1 Answer | Add Yours
This poem has a great deal to do with the theme of identity, and in particular with the desire of the speaker of this poem to isolate himself in a world of art, private sensation and stasis. The poem focuses on the conflict that is present in many of Tennyson's works, the conflict between art and statis and life and society. The speaker at the beginning of the poem desires to create a "lordly pleasure house" for his soul so it can dwell in a make-believe world of aesthetic beauty and where art can rival nature in terms of its presentation. This is an egotistical wish, as the soul is depicted as only being able to thrive when it is separated from social forces and demands. The identity of the speaker is defined by how socially isolated he is, but this means that his variouis social needs are not being met. Ironically, focusing so greatly on the soul and establishing the "Palace of Art" means that the soul is ultimately not satisfied but is only impoverished. Note how this is signalled towards the end of the poem:
So when four years were wholly finishèd,
She threw her royal robes away.
'Make me a cottage in the vale,' she said,
'Where I may mourn and pray.'
The speaker thus rejects the Palace of Art and seeks a place where she can repent and re-engage with life as it really is, rather than having to surround the soul with foms of art that only imitate reality. The poem then is concerned with identity in relation to society, and whether it is possible to pursue an identity or a conception of self which is defined by its isolation to society or whether identity is something that is inextricably intertwined with society.

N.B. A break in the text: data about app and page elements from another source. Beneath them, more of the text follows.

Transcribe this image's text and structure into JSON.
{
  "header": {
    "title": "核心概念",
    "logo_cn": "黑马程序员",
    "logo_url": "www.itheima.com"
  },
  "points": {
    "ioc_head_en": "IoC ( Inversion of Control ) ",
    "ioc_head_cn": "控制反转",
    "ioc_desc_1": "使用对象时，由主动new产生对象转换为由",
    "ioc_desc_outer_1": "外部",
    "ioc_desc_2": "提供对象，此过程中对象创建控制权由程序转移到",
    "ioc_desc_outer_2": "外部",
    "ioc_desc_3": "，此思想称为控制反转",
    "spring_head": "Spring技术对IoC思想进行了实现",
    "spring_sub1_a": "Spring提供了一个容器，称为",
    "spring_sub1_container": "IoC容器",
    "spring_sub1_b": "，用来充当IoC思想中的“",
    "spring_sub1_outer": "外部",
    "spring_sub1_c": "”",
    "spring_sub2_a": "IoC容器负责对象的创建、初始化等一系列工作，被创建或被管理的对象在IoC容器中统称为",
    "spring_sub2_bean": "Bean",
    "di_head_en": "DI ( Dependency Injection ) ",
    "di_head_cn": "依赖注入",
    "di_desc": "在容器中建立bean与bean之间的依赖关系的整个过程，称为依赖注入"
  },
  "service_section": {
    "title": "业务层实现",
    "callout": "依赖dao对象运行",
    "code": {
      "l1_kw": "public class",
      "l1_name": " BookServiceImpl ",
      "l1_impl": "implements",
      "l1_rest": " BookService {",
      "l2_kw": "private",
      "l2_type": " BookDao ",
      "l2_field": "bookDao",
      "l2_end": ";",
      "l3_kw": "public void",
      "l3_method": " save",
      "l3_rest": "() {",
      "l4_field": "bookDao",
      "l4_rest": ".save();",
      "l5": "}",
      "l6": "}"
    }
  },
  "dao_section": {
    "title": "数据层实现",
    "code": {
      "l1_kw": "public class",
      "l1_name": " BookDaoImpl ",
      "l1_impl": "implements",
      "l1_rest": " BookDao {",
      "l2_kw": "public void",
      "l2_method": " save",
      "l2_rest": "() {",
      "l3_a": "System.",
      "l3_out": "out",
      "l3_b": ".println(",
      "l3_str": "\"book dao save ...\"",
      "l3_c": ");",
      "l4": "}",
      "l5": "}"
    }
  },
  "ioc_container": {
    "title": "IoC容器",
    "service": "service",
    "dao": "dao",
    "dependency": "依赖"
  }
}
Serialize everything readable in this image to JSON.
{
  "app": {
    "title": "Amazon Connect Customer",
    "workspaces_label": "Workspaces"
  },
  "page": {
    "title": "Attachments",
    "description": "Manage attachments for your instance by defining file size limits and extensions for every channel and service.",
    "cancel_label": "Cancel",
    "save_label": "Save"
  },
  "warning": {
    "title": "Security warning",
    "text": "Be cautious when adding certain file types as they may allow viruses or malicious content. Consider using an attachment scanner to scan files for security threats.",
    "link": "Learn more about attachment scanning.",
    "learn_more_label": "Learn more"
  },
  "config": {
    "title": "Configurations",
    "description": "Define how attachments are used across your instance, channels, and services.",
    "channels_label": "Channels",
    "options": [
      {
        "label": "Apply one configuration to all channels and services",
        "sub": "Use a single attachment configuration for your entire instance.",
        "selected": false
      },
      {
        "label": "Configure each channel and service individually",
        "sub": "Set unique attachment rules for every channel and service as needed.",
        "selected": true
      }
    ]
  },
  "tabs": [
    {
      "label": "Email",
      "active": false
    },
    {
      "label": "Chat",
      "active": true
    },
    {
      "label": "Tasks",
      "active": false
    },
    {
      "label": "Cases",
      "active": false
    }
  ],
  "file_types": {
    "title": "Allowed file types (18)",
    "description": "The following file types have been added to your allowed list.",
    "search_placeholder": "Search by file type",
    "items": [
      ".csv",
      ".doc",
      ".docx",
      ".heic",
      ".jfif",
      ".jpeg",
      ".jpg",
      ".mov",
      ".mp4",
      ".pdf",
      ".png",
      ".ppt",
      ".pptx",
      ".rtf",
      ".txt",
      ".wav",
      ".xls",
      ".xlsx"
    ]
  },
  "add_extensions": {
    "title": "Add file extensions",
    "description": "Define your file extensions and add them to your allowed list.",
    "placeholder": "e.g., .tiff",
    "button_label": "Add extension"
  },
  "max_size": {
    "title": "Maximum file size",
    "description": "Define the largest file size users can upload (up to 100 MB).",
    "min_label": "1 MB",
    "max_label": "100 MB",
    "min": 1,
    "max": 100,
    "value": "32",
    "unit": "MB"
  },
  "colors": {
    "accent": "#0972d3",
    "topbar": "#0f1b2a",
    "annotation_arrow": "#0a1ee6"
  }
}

It is interesting that the speaker at the end of the poem, whilst she expresses the wish to leave her life in the Palace of Art, she does state that she does not want it destroyed, in case she chooses to return their later on. This indicates an ambiguity in Tennyson's argument about identity: he does not come down on either side, suggesting perhaps, that the soul might need its time of isolation and separation from society at large.
We’ve answered 317,964 questions. We can answer yours, too.Ask a question